Marina Boido and Ruben Artero
Université de Turin, University of Valencia

SMA Europe : This collaboration aims to identify new therapeutic avenues for infantile spinal muscular atrophy.

Peter-Bram Hoen
Radboud University

eRARE ReCognition : This collaboration aims to understand the molecular mechanisms that may be involved in the beneficial response observée dans l’essai Optimistic sur la Myotonie Dystrophique de type 1. Ce projet européen implique une dizaine d’équipes européennes et du Canada.


Mono- and Biallelic Inactivation of Huntingtin Gene in Patient-Specific Induced Pluripotent Stem Cells Reveal HTT Roles in Striatal Development and Neuronal Functions.

01 January 2024

Louessard Morgane,

Cailleret Michel,

Jarrige Margot,

Bigarreau Julie,

Lenoir Sophie,

Dufour Noëlle,

Rey Maria,

Saudou Frédéric,

Deglon Nicole,

Perrier Anselme L,

Journal of Huntington's disease

Nucleolar reorganization after cellular stress is orchestrated by SMN shuttling between nuclear compartments.

15 November 2023

Musawi Shaqraa,

Donnio Lise-Marie,

Zhao Zehui,

Magnani Charlène,

Rassinoux Phoebe,

Binda Olivier,

Huang Jianbo,

Jacquier Arnaud,

Coudert Laurent,

Lomonte Patrick,

Martinat Cécile,

Schaeffer Laurent,

Mottet Denis,

Côté Jocelyn,

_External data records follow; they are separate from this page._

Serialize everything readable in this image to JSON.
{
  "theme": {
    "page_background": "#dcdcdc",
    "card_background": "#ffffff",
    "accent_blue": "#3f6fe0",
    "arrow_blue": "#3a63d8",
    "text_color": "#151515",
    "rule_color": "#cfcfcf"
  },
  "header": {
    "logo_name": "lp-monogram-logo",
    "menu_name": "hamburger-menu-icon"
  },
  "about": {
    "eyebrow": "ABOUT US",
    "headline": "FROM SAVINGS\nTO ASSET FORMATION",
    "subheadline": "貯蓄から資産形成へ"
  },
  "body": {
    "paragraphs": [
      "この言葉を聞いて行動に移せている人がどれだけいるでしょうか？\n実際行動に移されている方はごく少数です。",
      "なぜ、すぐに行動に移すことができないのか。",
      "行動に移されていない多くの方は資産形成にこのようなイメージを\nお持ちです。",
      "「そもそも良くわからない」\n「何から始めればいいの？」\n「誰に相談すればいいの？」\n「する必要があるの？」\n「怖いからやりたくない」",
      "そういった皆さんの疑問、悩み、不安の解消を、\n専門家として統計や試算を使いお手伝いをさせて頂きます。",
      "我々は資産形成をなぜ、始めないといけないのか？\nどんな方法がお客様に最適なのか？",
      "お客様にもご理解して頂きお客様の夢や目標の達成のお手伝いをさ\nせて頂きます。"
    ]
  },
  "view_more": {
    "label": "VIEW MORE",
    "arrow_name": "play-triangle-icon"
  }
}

Mari Pierre-Olivier,

Giglia-Mari Giuseppina,

Nature communications

Molecular Analysis of a Congenital Myasthenic Syndrome Due to a Pathogenic Variant Affecting the C-Terminus of ColQ.

11 November 2023

Barbeau Susie,

Semprez Fannie,

Dobbertin Alexandre,

Merriadec Laurine,

Roussange Florine,

Eymard Bruno,

Sternberg Damien,

Fournier Emmanuel,

Karasoy Hanice,

Martinat Cécile,

Legay Claire,

International journal of molecular sciences